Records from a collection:
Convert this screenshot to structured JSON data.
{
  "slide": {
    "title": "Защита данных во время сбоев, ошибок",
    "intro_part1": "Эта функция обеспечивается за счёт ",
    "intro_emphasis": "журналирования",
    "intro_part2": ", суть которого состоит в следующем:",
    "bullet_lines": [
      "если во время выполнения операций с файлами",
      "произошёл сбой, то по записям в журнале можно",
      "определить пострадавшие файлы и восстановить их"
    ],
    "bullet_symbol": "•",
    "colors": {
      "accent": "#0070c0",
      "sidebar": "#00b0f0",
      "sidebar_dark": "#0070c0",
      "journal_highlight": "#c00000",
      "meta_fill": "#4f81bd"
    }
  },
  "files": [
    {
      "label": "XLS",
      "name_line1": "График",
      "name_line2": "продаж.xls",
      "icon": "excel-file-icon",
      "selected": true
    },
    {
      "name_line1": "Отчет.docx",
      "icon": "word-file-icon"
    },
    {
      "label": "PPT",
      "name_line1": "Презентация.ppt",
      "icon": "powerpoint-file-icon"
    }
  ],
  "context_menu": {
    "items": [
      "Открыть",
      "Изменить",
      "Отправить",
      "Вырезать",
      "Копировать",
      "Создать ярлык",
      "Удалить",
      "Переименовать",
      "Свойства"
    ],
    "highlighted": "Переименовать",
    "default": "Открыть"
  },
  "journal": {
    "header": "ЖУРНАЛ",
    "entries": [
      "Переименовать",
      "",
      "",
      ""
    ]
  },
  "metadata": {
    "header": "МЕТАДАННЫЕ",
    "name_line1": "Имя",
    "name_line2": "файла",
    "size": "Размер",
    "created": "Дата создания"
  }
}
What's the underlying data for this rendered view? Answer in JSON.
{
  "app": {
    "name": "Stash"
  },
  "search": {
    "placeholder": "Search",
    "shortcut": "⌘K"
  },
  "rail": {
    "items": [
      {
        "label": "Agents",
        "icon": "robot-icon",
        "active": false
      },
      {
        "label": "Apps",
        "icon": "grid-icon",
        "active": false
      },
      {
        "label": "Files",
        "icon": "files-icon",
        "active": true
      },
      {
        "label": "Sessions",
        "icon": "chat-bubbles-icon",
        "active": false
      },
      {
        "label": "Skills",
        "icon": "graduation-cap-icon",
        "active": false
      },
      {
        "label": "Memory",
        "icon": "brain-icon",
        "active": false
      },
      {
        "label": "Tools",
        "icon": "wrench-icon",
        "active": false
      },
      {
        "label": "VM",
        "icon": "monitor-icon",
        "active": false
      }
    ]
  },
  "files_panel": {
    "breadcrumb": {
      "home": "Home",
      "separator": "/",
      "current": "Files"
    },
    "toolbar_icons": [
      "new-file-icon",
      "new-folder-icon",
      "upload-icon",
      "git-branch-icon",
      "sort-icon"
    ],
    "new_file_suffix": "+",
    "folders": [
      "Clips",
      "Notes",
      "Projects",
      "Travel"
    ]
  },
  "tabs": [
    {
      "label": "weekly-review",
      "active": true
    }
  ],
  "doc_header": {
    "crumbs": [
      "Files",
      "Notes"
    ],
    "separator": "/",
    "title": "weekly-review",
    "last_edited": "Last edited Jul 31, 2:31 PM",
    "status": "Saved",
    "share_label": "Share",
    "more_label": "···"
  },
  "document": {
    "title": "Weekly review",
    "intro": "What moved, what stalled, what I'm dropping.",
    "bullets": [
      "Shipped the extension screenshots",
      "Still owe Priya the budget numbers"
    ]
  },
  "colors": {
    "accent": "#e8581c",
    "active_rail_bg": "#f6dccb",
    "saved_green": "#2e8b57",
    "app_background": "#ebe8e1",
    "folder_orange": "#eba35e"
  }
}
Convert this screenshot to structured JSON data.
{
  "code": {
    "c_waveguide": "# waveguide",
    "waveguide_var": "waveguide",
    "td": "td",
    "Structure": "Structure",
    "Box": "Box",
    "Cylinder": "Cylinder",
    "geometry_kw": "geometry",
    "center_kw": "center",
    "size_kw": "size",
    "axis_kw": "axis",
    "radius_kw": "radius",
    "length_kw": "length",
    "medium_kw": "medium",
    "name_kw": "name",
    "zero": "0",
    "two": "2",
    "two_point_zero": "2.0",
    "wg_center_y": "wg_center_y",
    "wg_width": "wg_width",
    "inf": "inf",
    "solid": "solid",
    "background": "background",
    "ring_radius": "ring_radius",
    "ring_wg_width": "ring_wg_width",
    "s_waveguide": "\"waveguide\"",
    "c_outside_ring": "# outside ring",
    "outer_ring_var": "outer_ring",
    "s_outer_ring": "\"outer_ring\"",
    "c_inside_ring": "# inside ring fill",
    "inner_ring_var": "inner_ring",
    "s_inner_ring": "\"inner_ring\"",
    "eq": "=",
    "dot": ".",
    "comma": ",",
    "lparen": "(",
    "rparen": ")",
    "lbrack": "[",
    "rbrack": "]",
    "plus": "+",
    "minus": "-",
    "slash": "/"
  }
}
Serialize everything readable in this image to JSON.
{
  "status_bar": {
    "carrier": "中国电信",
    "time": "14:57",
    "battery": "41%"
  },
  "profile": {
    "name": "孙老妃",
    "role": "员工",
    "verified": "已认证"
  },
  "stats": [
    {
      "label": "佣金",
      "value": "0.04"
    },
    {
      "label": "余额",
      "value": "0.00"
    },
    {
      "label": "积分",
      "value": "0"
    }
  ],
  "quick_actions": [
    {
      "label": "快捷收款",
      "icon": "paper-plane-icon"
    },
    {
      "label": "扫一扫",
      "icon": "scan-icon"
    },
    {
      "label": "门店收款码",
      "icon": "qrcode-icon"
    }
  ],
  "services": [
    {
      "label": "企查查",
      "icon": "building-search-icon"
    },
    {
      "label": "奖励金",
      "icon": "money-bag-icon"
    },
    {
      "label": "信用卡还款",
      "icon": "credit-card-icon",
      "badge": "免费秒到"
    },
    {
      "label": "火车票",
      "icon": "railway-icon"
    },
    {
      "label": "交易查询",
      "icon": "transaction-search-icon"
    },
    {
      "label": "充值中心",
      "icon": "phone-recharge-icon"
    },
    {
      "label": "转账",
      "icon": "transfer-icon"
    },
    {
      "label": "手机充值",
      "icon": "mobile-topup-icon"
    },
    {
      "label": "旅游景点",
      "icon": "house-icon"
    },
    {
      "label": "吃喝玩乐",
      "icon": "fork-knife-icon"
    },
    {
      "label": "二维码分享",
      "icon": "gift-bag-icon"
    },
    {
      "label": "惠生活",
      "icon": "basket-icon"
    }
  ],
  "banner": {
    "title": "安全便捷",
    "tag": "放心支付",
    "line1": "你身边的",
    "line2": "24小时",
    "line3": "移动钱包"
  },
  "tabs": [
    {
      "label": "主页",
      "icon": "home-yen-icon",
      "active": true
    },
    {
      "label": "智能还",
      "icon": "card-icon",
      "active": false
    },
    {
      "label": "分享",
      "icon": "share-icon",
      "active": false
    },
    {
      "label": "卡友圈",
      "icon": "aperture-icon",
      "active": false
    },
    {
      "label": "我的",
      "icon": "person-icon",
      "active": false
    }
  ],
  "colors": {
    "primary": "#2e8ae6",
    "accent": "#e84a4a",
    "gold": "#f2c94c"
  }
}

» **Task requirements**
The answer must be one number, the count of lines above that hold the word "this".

» **Response**
4